Carter hooks a rescue strap to the back of his Tacombover and puts the rig in four-wheel drive with the rear end locked. With the Ford sunk so deep, Carter has to get a running start to get the thing to budge, and on the fourth big pull, the suspension winds up and sends his rig jumping into the air. WHAM! — it plops back down, a grinding sound coming from his gearbox. Right away, Carter knows he’s got a big problem, so he unhooks his truck and limps it up to get his “Big Hoss” a red Dodge Ram 4500 that he uses to tow trailers across country. When he returns, a cruiser from the sheriff’s office has arrived. By now, Carter knows most of the deputies on a first-name basis.

“Policing that area comes with its own unique difficulties,” says Corporal Matt Graeff, of the Inyo County Sherriff’s Office. “We have about 5,000 square miles to cover out there, so we have to get creative with how we do things.” Graeff admits that people have a huge misconception of danger when traveling in places such as the Amargosa Valley. They break down out there and get heat stroke trying to walk for help, and in most situations, the $600-$900 towing fees are too much for the types of people who get stuck there.

“Paul will often tow people out or help them get their cars running, oftentimes for free, just so they can get to safety,” Graeff says. “He really cares about people and is willing to help, even if it’s somewhat of an inconvenience. He always takes the time to drop what he is doing to take a moment to look at a situation and help all he can.”

Eventually Carter hooks the Ford up to his Big Hoss, and after four or five good pulls, the F-150 rolls up onto the road again. It turns out that the driver has $87 on him, and Carter can’t help but smirk. He’s probably done $900 worth of damage to his gear box, but by now, he’s used to situations like these. No one comes out to the desert planning on getting stuck, after all.

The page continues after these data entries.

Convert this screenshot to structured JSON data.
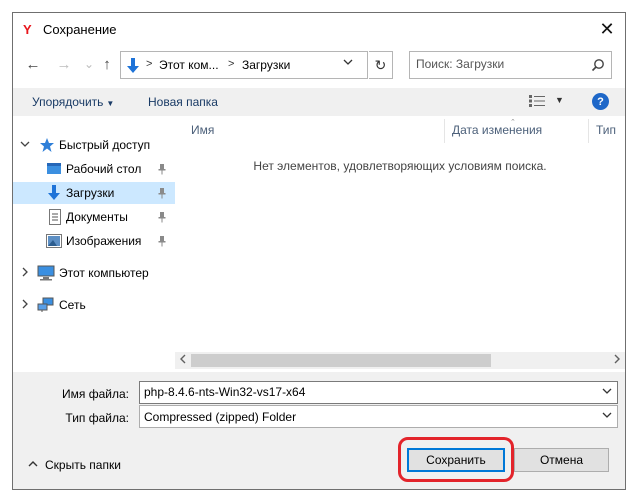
{
  "window": {
    "app_logo": "Y",
    "title": "Сохранение",
    "close_glyph": "✕"
  },
  "nav": {
    "back_glyph": "←",
    "forward_glyph": "→",
    "recent_glyph": "⌄",
    "up_glyph": "↑",
    "refresh_glyph": "↻"
  },
  "address": {
    "crumbs": [
      "Этот ком...",
      "Загрузки"
    ],
    "separator": ">"
  },
  "search": {
    "placeholder": "Поиск: Загрузки"
  },
  "toolbar": {
    "organize_label": "Упорядочить",
    "new_folder_label": "Новая папка",
    "help_label": "?"
  },
  "tree": {
    "quick_access": "Быстрый доступ",
    "desktop": "Рабочий стол",
    "downloads": "Загрузки",
    "documents": "Документы",
    "pictures": "Изображения",
    "this_pc": "Этот компьютер",
    "network": "Сеть"
  },
  "filelist": {
    "columns": [
      "Имя",
      "Дата изменения",
      "Тип"
    ],
    "empty_message": "Нет элементов, удовлетворяющих условиям поиска."
  },
  "form": {
    "filename_label": "Имя файла:",
    "filename_value": "php-8.4.6-nts-Win32-vs17-x64",
    "filetype_label": "Тип файла:",
    "filetype_value": "Compressed (zipped) Folder"
  },
  "footer": {
    "hide_folders_label": "Скрыть папки",
    "save_label": "Сохранить",
    "cancel_label": "Отмена"
  },
  "colors": {
    "accent": "#0078d7",
    "selection": "#cce8ff",
    "highlight_annotation": "#e3242b",
    "app_logo": "#e8161c"
  }
}
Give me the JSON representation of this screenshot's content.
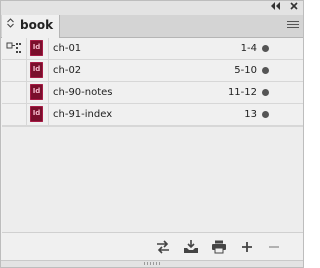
{
  "titlebar": {
    "collapse_icon": "double-chevron-left-icon",
    "close_icon": "close-icon"
  },
  "tab": {
    "label": "book",
    "chevron_icon": "up-down-chevron-icon"
  },
  "panel_menu_icon": "hamburger-menu-icon",
  "documents": [
    {
      "name": "ch-01",
      "pages": "1-4",
      "style_source": true,
      "status": "ok"
    },
    {
      "name": "ch-02",
      "pages": "5-10",
      "style_source": false,
      "status": "ok"
    },
    {
      "name": "ch-90-notes",
      "pages": "11-12",
      "style_source": false,
      "status": "ok"
    },
    {
      "name": "ch-91-index",
      "pages": "13",
      "style_source": false,
      "status": "ok"
    }
  ],
  "doc_icon_text": "Id",
  "footer_buttons": [
    {
      "name": "synchronize-icon"
    },
    {
      "name": "save-book-icon"
    },
    {
      "name": "print-book-icon"
    },
    {
      "name": "add-document-icon"
    },
    {
      "name": "remove-document-icon"
    }
  ],
  "colors": {
    "panel_bg": "#f0f0f0",
    "doc_icon": "#7a0f2c",
    "status_dot": "#555555"
  }
}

“I’ve earned a lot of free beer,” Carter says. “Sometimes people will ask how they can pay me, and if the job is small enough, I just tell them to leave me a tab at the brewery. Most of the time it’s worth a beer or two, but sometimes they’ll leave a weeks’ worth.”

Indeed, Carter remembers he has a tab open from fixing a flat tire last week, and right when he’s about to head up to the bar to collect, Wandering Bill comes walking down the street again asking about his starter. Looks like happy hour will have to wait. Φ

EDITOR’S NOTE: This story was updated on April 3, 2023, to reflect that the Southern Inyo Fire Protection District does have some paid part-time staff; that it is Ross the Miner (not “Russ,” as previously stated); that the Tecopa Community Center offers Inyo County services; and that multiple fire crews responded to the fire at the China Ranch Date Farm. Desert Companion regrets the errors.